Check out Ally Johnson's article about ANTH219
students go to Center City when they want to leave the Penn bubble. But
for students who truly want an escape, there’s another option — rural
Friday morning, a handful of students piled into a van outside the Penn
Museum and headed to various towns in New Jersey to study historical
sites, such as early Quaker and Swedish settlements. These students are
enrolled in Anthropology 219, taught by Robert Schuyler — a class divided in to two sections that travel every Friday or Saturday.
learn about prehistoric New Jersey and then examine significant sites
from the 17th to 20th centuries. They also visit important environmental
sites, such as the wetlands along the Jersey shore. The class also
visits historically significant sites like Cape May and the estate of
Joseph Wharton, the founder of the Wharton School of Business.
11 years of excavating historic sites in the planned community of
Vineland, New Jersey, the class shifted its focus to above-ground
archaeology. From 2001 to 2012, students participated in the Vineland
archaeological dig in the fall semester and could continue their work
during the laboratory course in the spring. Current students will visit
the Vineland excavation at the end of the semester.
students can still register for the spring laboratory component, ANTH

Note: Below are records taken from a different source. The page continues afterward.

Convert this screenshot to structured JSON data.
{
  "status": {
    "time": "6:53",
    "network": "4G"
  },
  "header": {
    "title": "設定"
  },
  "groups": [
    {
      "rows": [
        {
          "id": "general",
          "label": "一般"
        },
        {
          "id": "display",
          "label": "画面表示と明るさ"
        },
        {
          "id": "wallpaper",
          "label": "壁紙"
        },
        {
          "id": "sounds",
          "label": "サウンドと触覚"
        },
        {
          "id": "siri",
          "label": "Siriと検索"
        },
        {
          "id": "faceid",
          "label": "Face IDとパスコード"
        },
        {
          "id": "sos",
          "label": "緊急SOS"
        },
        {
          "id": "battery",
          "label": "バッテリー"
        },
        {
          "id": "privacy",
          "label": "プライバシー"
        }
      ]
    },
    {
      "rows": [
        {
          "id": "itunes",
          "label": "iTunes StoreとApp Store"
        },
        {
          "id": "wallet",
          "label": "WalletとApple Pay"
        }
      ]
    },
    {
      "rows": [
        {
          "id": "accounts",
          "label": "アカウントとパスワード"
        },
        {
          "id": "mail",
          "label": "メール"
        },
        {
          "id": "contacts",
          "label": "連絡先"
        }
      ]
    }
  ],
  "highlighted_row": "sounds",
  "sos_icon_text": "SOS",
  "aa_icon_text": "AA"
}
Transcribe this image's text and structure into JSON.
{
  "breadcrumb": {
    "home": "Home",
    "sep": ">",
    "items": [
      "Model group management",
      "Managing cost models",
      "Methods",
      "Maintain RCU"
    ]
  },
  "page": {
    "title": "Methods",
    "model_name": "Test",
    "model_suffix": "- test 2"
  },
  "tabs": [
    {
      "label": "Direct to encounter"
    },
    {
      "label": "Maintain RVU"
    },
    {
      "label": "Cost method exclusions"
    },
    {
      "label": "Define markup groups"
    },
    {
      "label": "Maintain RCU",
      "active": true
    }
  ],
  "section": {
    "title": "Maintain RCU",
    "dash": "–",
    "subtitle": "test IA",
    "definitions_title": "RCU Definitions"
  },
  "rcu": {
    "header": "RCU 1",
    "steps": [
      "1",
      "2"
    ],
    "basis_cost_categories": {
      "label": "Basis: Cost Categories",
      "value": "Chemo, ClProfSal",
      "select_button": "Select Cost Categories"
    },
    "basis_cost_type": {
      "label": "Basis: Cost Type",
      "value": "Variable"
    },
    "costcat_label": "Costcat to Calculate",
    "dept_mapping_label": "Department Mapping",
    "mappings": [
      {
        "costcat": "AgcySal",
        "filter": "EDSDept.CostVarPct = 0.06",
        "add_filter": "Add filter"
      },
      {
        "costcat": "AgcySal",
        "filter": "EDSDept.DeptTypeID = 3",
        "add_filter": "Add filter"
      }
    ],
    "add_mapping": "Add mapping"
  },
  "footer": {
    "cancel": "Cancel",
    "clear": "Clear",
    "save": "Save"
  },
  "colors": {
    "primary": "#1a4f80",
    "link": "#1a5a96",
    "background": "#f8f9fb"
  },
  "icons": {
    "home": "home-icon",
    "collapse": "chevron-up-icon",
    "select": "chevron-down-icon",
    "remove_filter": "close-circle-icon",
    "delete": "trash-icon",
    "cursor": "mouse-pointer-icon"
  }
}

220, in order to continue the study of Vineland artifacts, which were
dug up by the hundreds of Penn students who took the class in previous